§ WHAT YOU ARE ASKED TO DO
Within the data below, count every line that includes "true" and report the total alone.

§ SUPPLIED RECORDS
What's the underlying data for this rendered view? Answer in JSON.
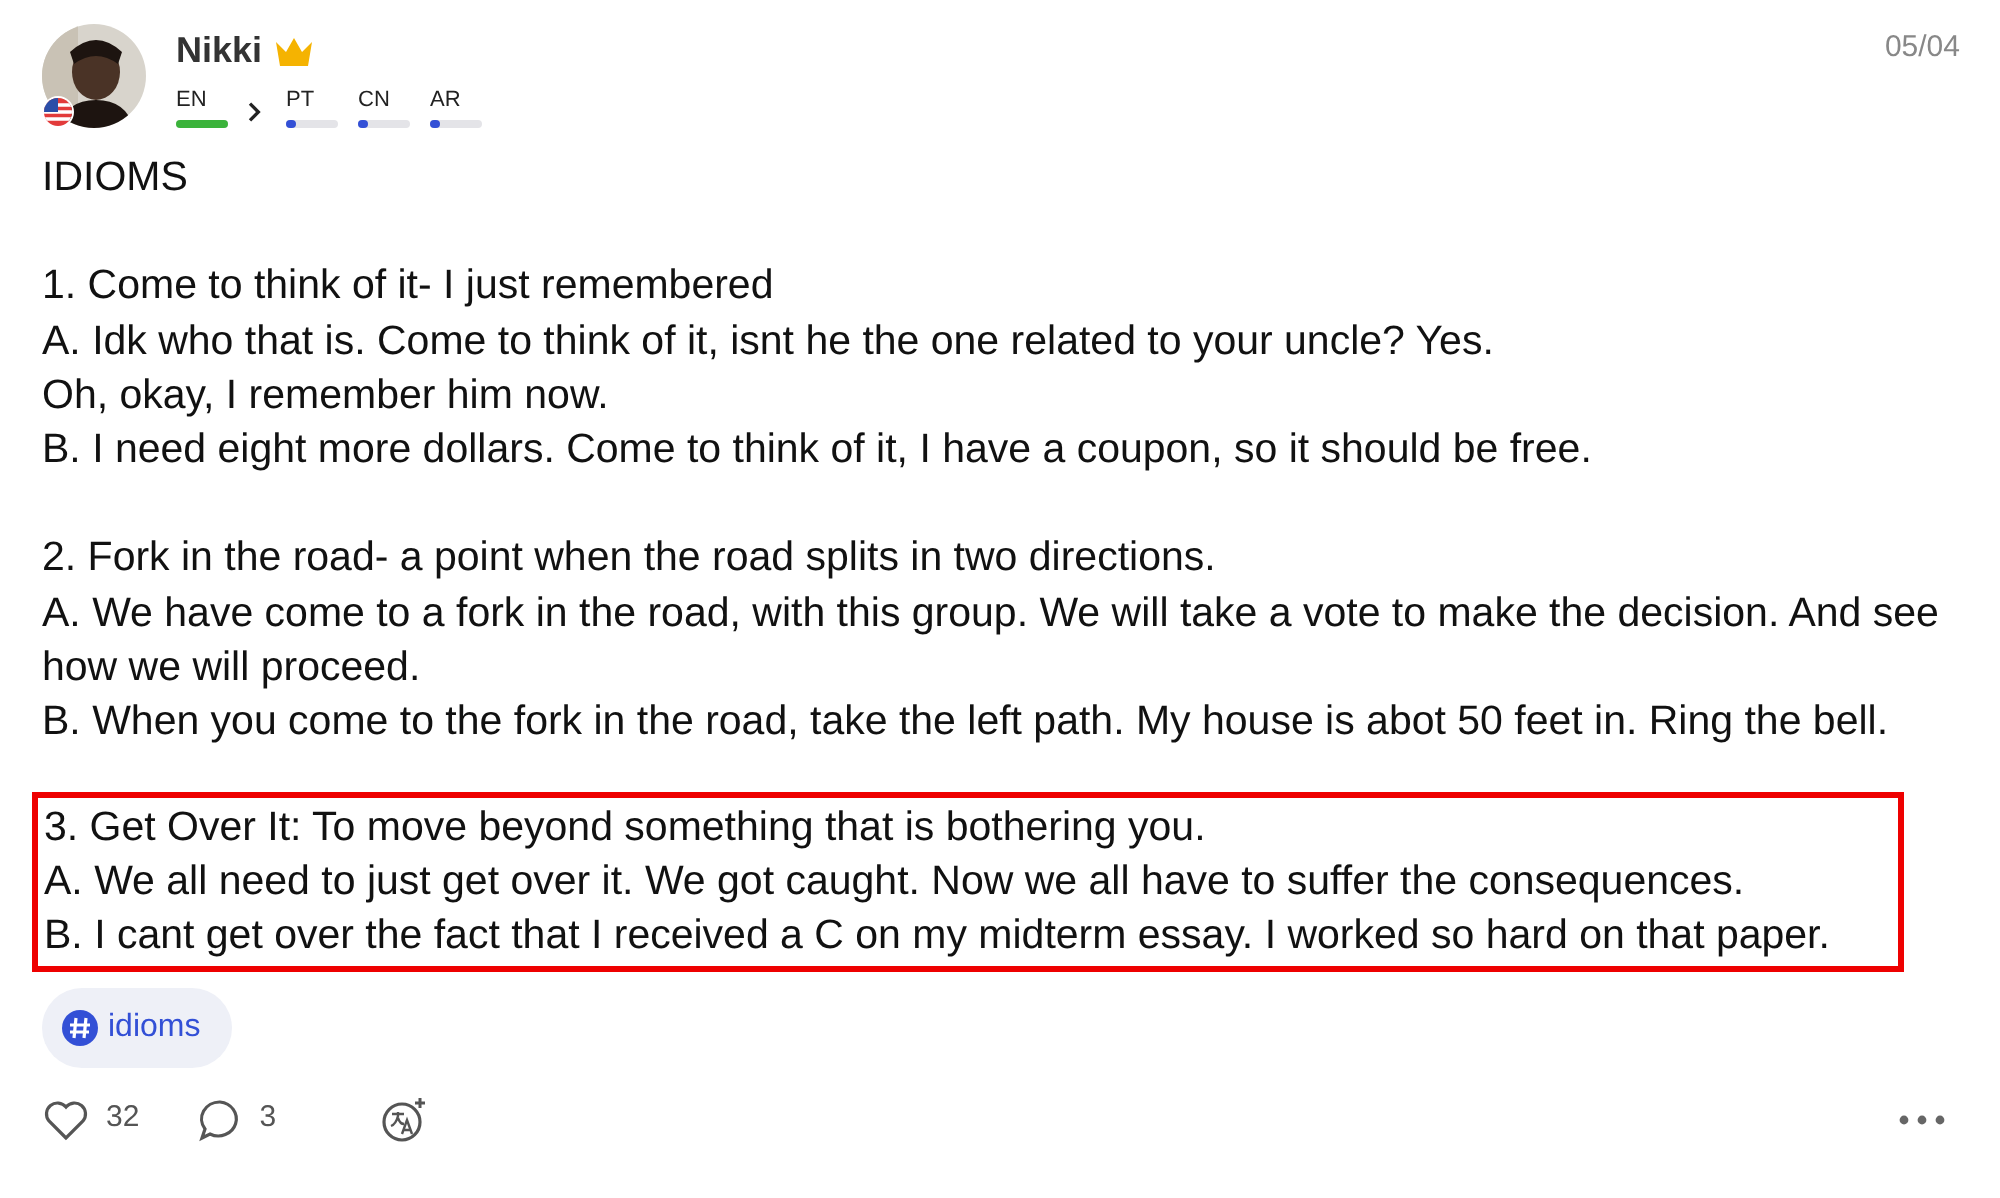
{
  "post": {
    "author": "Nikki",
    "premium": true,
    "date": "05/04",
    "languages": [
      {
        "code": "EN",
        "native": true,
        "level": 1
      },
      {
        "code": "PT",
        "native": false,
        "level": 0.15
      },
      {
        "code": "CN",
        "native": false,
        "level": 0.15
      },
      {
        "code": "AR",
        "native": false,
        "level": 0.15
      }
    ],
    "title": "IDIOMS",
    "blocks": [
      {
        "highlighted": false,
        "lines": [
          "1. Come to think of it- I just remembered",
          "A. Idk who that is. Come to think of it, isnt he the one related to your uncle? Yes.",
          "Oh, okay, I remember him now.",
          "B. I need eight more dollars. Come to think of it, I have a coupon, so it should be free."
        ]
      },
      {
        "highlighted": false,
        "lines": [
          "2. Fork in the road- a point when the road splits in two directions.",
          "A. We have come to a fork in the road, with this group. We will take a vote to make the decision. And see how we will proceed.",
          "B. When you come to the fork in the road, take the left path. My house is abot 50 feet in. Ring the bell."
        ]
      },
      {
        "highlighted": true,
        "lines": [
          "3. Get Over It: To move beyond something that is bothering you.",
          "A. We all need to just get over it. We got caught. Now we all have to suffer the consequences.",
          "B. I cant get over the fact that I received a C on my midterm essay. I worked so hard on that paper."
        ]
      }
    ],
    "tag": "idioms",
    "likes": "32",
    "comments": "3"
  }
}
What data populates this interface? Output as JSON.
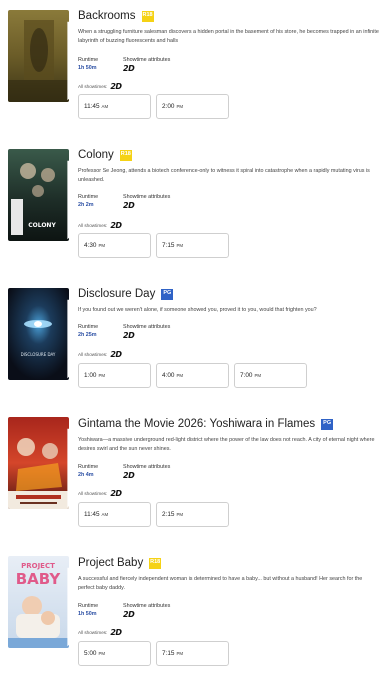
{
  "labels": {
    "runtime": "Runtime",
    "showtime_attributes": "Showtime attributes",
    "all_showtimes": "All showtimes:",
    "format": "2D"
  },
  "colors": {
    "rating_18": "#f5d215",
    "rating_pg": "#2f62c6",
    "runtime_value": "#2a4ea3"
  },
  "movies": [
    {
      "title": "Backrooms",
      "rating": "R18",
      "synopsis": "When a struggling furniture salesman discovers a hidden portal in the basement of his store, he becomes trapped in an infinite labyrinth of buzzing fluorescents and halls",
      "runtime": "1h 50m",
      "poster_icon": "backrooms-poster",
      "showtimes": [
        {
          "time": "11:45",
          "ampm": "AM"
        },
        {
          "time": "2:00",
          "ampm": "PM"
        }
      ]
    },
    {
      "title": "Colony",
      "rating": "R18",
      "synopsis": "Professor Se Jeong, attends a biotech conference-only to witness it spiral into catastrophe when a rapidly mutating virus is unleashed.",
      "runtime": "2h 2m",
      "poster_icon": "colony-poster",
      "poster_text": "COLONY",
      "showtimes": [
        {
          "time": "4:30",
          "ampm": "PM"
        },
        {
          "time": "7:15",
          "ampm": "PM"
        }
      ]
    },
    {
      "title": "Disclosure Day",
      "rating": "PG",
      "synopsis": "If you found out we weren't alone, if someone showed you, proved it to you, would that frighten you?",
      "runtime": "2h 25m",
      "poster_icon": "disclosure-day-poster",
      "poster_text": "DISCLOSURE DAY",
      "showtimes": [
        {
          "time": "1:00",
          "ampm": "PM"
        },
        {
          "time": "4:00",
          "ampm": "PM"
        },
        {
          "time": "7:00",
          "ampm": "PM"
        }
      ]
    },
    {
      "title": "Gintama the Movie 2026: Yoshiwara in Flames",
      "rating": "PG",
      "synopsis": "Yoshiwara—a massive underground red-light district where the power of the law does not reach. A city of eternal night where desires swirl and the sun never shines.",
      "runtime": "2h 4m",
      "poster_icon": "gintama-poster",
      "showtimes": [
        {
          "time": "11:45",
          "ampm": "AM"
        },
        {
          "time": "2:15",
          "ampm": "PM"
        }
      ]
    },
    {
      "title": "Project Baby",
      "rating": "R18",
      "synopsis": "A successful and fiercely independent woman is determined to have a baby... but without a husband! Her search for the perfect baby daddy.",
      "runtime": "1h 50m",
      "poster_icon": "project-baby-poster",
      "poster_text_1": "PROJECT",
      "poster_text_2": "BABY",
      "showtimes": [
        {
          "time": "5:00",
          "ampm": "PM"
        },
        {
          "time": "7:15",
          "ampm": "PM"
        }
      ]
    }
  ]
}
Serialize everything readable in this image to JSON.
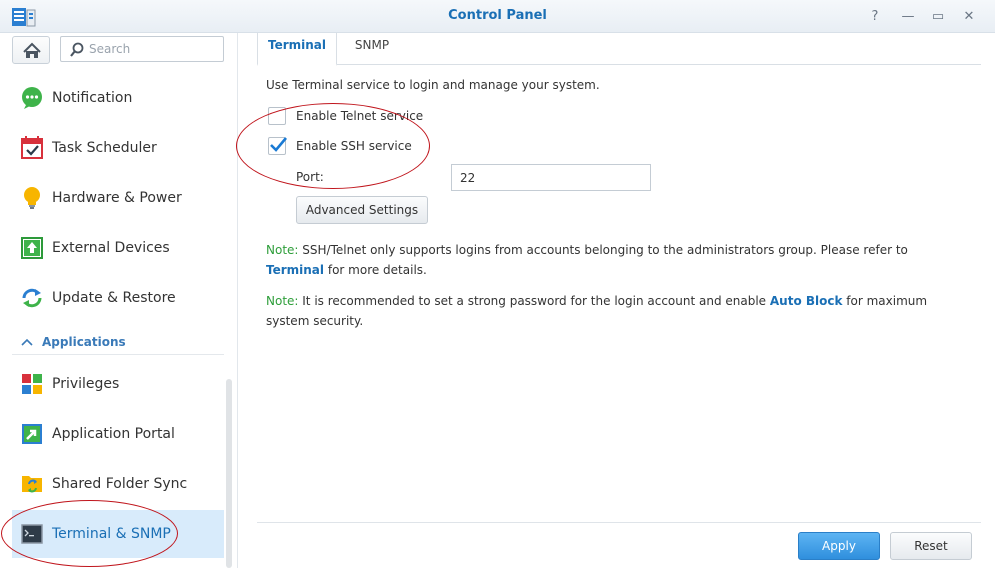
{
  "window": {
    "title": "Control Panel",
    "buttons": [
      {
        "name": "help-icon",
        "glyph": "?"
      },
      {
        "name": "minimize-icon",
        "glyph": "—"
      },
      {
        "name": "maximize-icon",
        "glyph": "▭"
      },
      {
        "name": "close-icon",
        "glyph": "✕"
      }
    ]
  },
  "sidebar": {
    "search_placeholder": "Search",
    "items": [
      {
        "label": "Notification",
        "icon": "notification-icon",
        "active": false
      },
      {
        "label": "Task Scheduler",
        "icon": "task-scheduler-icon",
        "active": false
      },
      {
        "label": "Hardware & Power",
        "icon": "lightbulb-icon",
        "active": false
      },
      {
        "label": "External Devices",
        "icon": "external-device-icon",
        "active": false
      },
      {
        "label": "Update & Restore",
        "icon": "update-restore-icon",
        "active": false
      }
    ],
    "section": {
      "label": "Applications",
      "icon": "chevron-up-icon"
    },
    "app_items": [
      {
        "label": "Privileges",
        "icon": "privileges-icon",
        "active": false
      },
      {
        "label": "Application Portal",
        "icon": "app-portal-icon",
        "active": false
      },
      {
        "label": "Shared Folder Sync",
        "icon": "shared-folder-sync-icon",
        "active": false
      },
      {
        "label": "Terminal & SNMP",
        "icon": "terminal-icon",
        "active": true
      }
    ]
  },
  "main": {
    "tabs": [
      {
        "label": "Terminal",
        "active": true
      },
      {
        "label": "SNMP",
        "active": false
      }
    ],
    "description": "Use Terminal service to login and manage your system.",
    "telnet": {
      "label": "Enable Telnet service",
      "checked": false
    },
    "ssh": {
      "label": "Enable SSH service",
      "checked": true
    },
    "port": {
      "label": "Port:",
      "value": "22"
    },
    "advanced_button": "Advanced Settings",
    "note1": {
      "prefix": "Note:",
      "text_before": " SSH/Telnet only supports logins from accounts belonging to the administrators group. Please refer to ",
      "link": "Terminal",
      "text_after": " for more details."
    },
    "note2": {
      "prefix": "Note:",
      "text_before": " It is recommended to set a strong password for the login account and enable ",
      "link": "Auto Block",
      "text_after": " for maximum system security."
    },
    "apply_button": "Apply",
    "reset_button": "Reset"
  },
  "colors": {
    "accent": "#1a6fb5",
    "note_green": "#2e9e3a",
    "annotation_red": "#c0151c",
    "active_item_bg": "#d8ebfb"
  }
}
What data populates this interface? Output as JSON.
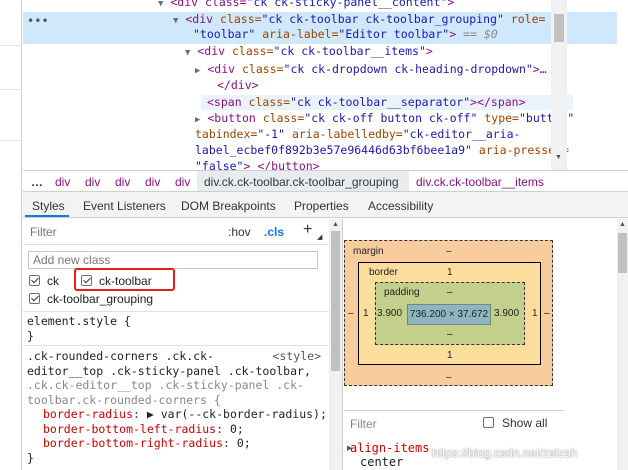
{
  "tree": {
    "line0": {
      "open": "<div class=",
      "cls": "\"ck ck-sticky-panel__content\"",
      "close": ">"
    },
    "line1": {
      "open": "<div",
      "attr1": "class=",
      "val1": "\"ck ck-toolbar ck-toolbar_grouping\"",
      "attr2": "role=",
      "val2": "\"toolbar\"",
      "attr3": "aria-label=",
      "val3": "\"Editor toolbar\"",
      "close": ">",
      "eq": "== $0"
    },
    "line2": {
      "open": "<div",
      "attr": "class=",
      "val": "\"ck ck-toolbar__items\"",
      "close": ">"
    },
    "line3": {
      "open": "<div",
      "attr": "class=",
      "val": "\"ck ck-dropdown ck-heading-dropdown\"",
      "close": ">…"
    },
    "line4": {
      "text": "</div>"
    },
    "line5": {
      "open": "<span",
      "attr": "class=",
      "val": "\"ck ck-toolbar__separator\"",
      "close": "></span>"
    },
    "line6": {
      "open": "<button",
      "attr1": "class=",
      "val1": "\"ck ck-off button ck-off\"",
      "attr2": "type=",
      "val2": "\"button\""
    },
    "line7": {
      "attr1": "tabindex=",
      "val1": "\"-1\"",
      "attr2": "aria-labelledby=",
      "val2": "\"ck-editor__aria-"
    },
    "line8": {
      "val1": "label_ecbef0f892b3e57e96446d63bf6bee1a9\"",
      "attr2": "aria-pressed="
    },
    "line9": {
      "val": "\"false\"",
      "close": "> </button>"
    }
  },
  "breadcrumb": {
    "dots": "…",
    "items": [
      "div",
      "div",
      "div",
      "div",
      "div"
    ],
    "active": "div.ck.ck-toolbar.ck-toolbar_grouping",
    "next": "div.ck.ck-toolbar__items"
  },
  "tabs": [
    "Styles",
    "Event Listeners",
    "DOM Breakpoints",
    "Properties",
    "Accessibility"
  ],
  "styles": {
    "filter_placeholder": "Filter",
    "hov": ":hov",
    "cls": ".cls",
    "plus": "+",
    "new_class_placeholder": "Add new class",
    "classes": [
      "ck",
      "ck-toolbar",
      "ck-toolbar_grouping"
    ],
    "element_style": "element.style {",
    "close_brace": "}",
    "rule2": {
      "selector_l1": ".ck-rounded-corners .ck.ck-",
      "source": "<style>",
      "selector_l2": "editor__top .ck-sticky-panel .ck-toolbar,",
      "selector_l3": ".ck.ck-editor__top .ck-sticky-panel .ck-",
      "selector_l4": "toolbar.ck-rounded-corners {",
      "props": [
        {
          "name": "border-radius",
          "value": "▶ var(--ck-border-radius);"
        },
        {
          "name": "border-bottom-left-radius",
          "value": "0;"
        },
        {
          "name": "border-bottom-right-radius",
          "value": "0;"
        }
      ],
      "close": "}"
    }
  },
  "boxmodel": {
    "margin_label": "margin",
    "margin_top": "–",
    "margin_bottom": "–",
    "margin_left": "–",
    "margin_right": "–",
    "border_label": "border",
    "border_top": "1",
    "border_bottom": "1",
    "border_left": "1",
    "border_right": "1",
    "padding_label": "padding",
    "padding_top": "–",
    "padding_bottom": "–",
    "padding_left": "3.900",
    "padding_right": "3.900",
    "content": "736.200 × 37.672"
  },
  "computed": {
    "filter_placeholder": "Filter",
    "show_all": "Show all",
    "prop": "align-items",
    "value": "center"
  },
  "watermark": "https://blog.csdn.net/zstzah"
}
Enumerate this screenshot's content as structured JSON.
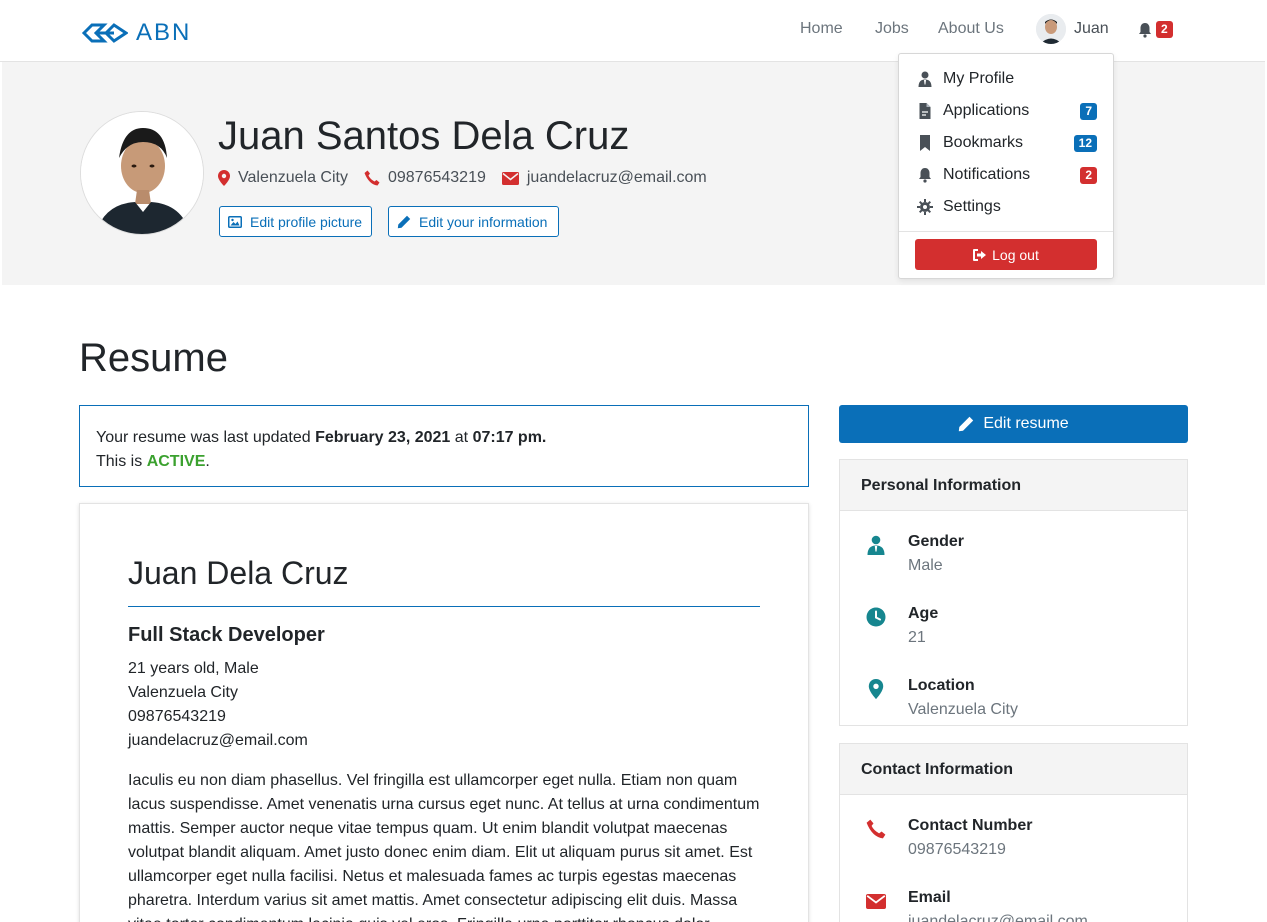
{
  "nav": {
    "logo_text": "ABN",
    "home": "Home",
    "jobs": "Jobs",
    "about": "About Us",
    "user_name": "Juan",
    "notif_count": "2"
  },
  "profile": {
    "full_name": "Juan Santos Dela Cruz",
    "location": "Valenzuela City",
    "phone": "09876543219",
    "email": "juandelacruz@email.com",
    "edit_picture_label": "Edit profile picture",
    "edit_info_label": "Edit your information"
  },
  "dropdown": {
    "items": [
      {
        "label": "My Profile",
        "badge": ""
      },
      {
        "label": "Applications",
        "badge": "7"
      },
      {
        "label": "Bookmarks",
        "badge": "12"
      },
      {
        "label": "Notifications",
        "badge": "2"
      },
      {
        "label": "Settings",
        "badge": ""
      }
    ],
    "logout_label": "Log out"
  },
  "main": {
    "title": "Resume",
    "status_prefix": "Your resume was last updated",
    "status_date": "February 23, 2021",
    "status_at": "at",
    "status_time": "07:17 pm.",
    "status_line2_prefix": "This is",
    "status_state": "ACTIVE",
    "status_line2_suffix": "."
  },
  "resume": {
    "name": "Juan Dela Cruz",
    "role": "Full Stack Developer",
    "age_gender": "21 years old, Male",
    "location": "Valenzuela City",
    "phone": "09876543219",
    "email": "juandelacruz@email.com",
    "summary": "Iaculis eu non diam phasellus. Vel fringilla est ullamcorper eget nulla. Etiam non quam lacus suspendisse. Amet venenatis urna cursus eget nunc. At tellus at urna condimentum mattis. Semper auctor neque vitae tempus quam. Ut enim blandit volutpat maecenas volutpat blandit aliquam. Amet justo donec enim diam. Elit ut aliquam purus sit amet. Est ullamcorper eget nulla facilisi. Netus et malesuada fames ac turpis egestas maecenas pharetra. Interdum varius sit amet mattis. Amet consectetur adipiscing elit duis. Massa vitae tortor condimentum lacinia quis vel eros. Fringilla urna porttitor rhoncus dolor."
  },
  "sidebar": {
    "edit_resume_label": "Edit resume",
    "personal": {
      "heading": "Personal Information",
      "gender_label": "Gender",
      "gender_value": "Male",
      "age_label": "Age",
      "age_value": "21",
      "location_label": "Location",
      "location_value": "Valenzuela City"
    },
    "contact": {
      "heading": "Contact Information",
      "number_label": "Contact Number",
      "number_value": "09876543219",
      "email_label": "Email",
      "email_value": "juandelacruz@email.com"
    }
  },
  "colors": {
    "brand_blue": "#0a6fb8",
    "danger_red": "#d32f2f",
    "active_green": "#3ba12f",
    "teal_icon": "#16868f"
  }
}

§ RESPONSE TO THE EXERCISE
6